The Povery Center at PSU
"
The CSPSA was designed to level the playing field so all children can learn, no matter their income level or background."
~ Dr. Marilyn Dishman-Horst, director of the Center for the Study of Poverty and Student Achievement

The College of Education at Pittsburg State is proof that in order to produce the best teachers, a university must be in tune with the K-12 students those teachers will serve.

With its Center for the Study of Poverty and Student Achievement (CSPSA) addressing issues that affect more than half of the population of schoolchildren in Southeast Kansas, PSU is preparing future teachers for the issues with which they'll be faced - as well as helping today's school district personnel find the right tools for success.

Created in 2007, the CSPSA provides research, training, and support to educators working in schools and communities affected by poverty. In those four years, the center has hosted a state conference, facilitated pilot projects with area schools, addressed students' commitment to graduation and completed research projects focused on teaching effectiveness.

"The center was designed to level the playing field so all children can learn, no matter their income level or background," said Dr. Marilyn Dishman-Horst, interim co-chair of Curriculum and Instruction Advanced Programs and the director of the CSPSA. "The hope is to ultimately enhance the training and experiences of our teacher candidates."
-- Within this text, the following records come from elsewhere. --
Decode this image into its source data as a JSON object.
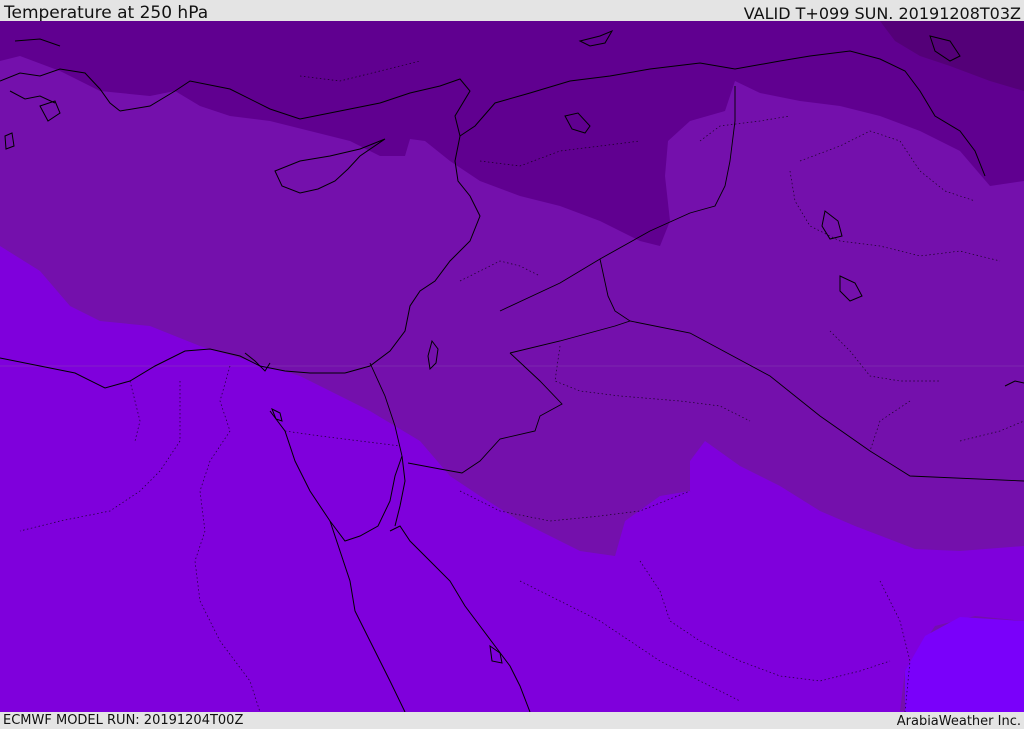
{
  "header": {
    "title": "Temperature at 250 hPa",
    "valid": "VALID T+099 SUN. 20191208T03Z"
  },
  "footer": {
    "model_run": "ECMWF MODEL RUN: 20191204T00Z",
    "credit": "ArabiaWeather Inc."
  },
  "map": {
    "colors": {
      "band_darkest": "#540078",
      "band_dark": "#600090",
      "band_mid": "#7410ac",
      "band_light": "#7f00dc",
      "band_lightest": "#7a00fa",
      "coastline": "#000000"
    }
  }
}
For the past three years, the center has collaborated with Five Mile Children's Camp in Quapaw, Okla., offering the "If I Had a Hammer" project, which has helped thousands of 6th graders from 23 regional school districts learn math, communication and teamwork skills through a prefabricated mock home build. The camp's program, which is provided by a grant from the William L. Abernathy Charitable Trust, also includes horseback riding, teambuilding exercises and a ropes course - leaving many students and teachers praising the program for its fun approach to learning.

Almost all of the participating schools, said Dishman-Horst, have a significant number of students on the free or reduced lunch program, indicating high levels of poverty. Helping them overcome those barriers to be able to learn effectively and commit to education, she said, is the key.

"The underlying theme of the day," said Dishman-Horst, "is the opportunity for students to develop intellectually, emotionally, and socially."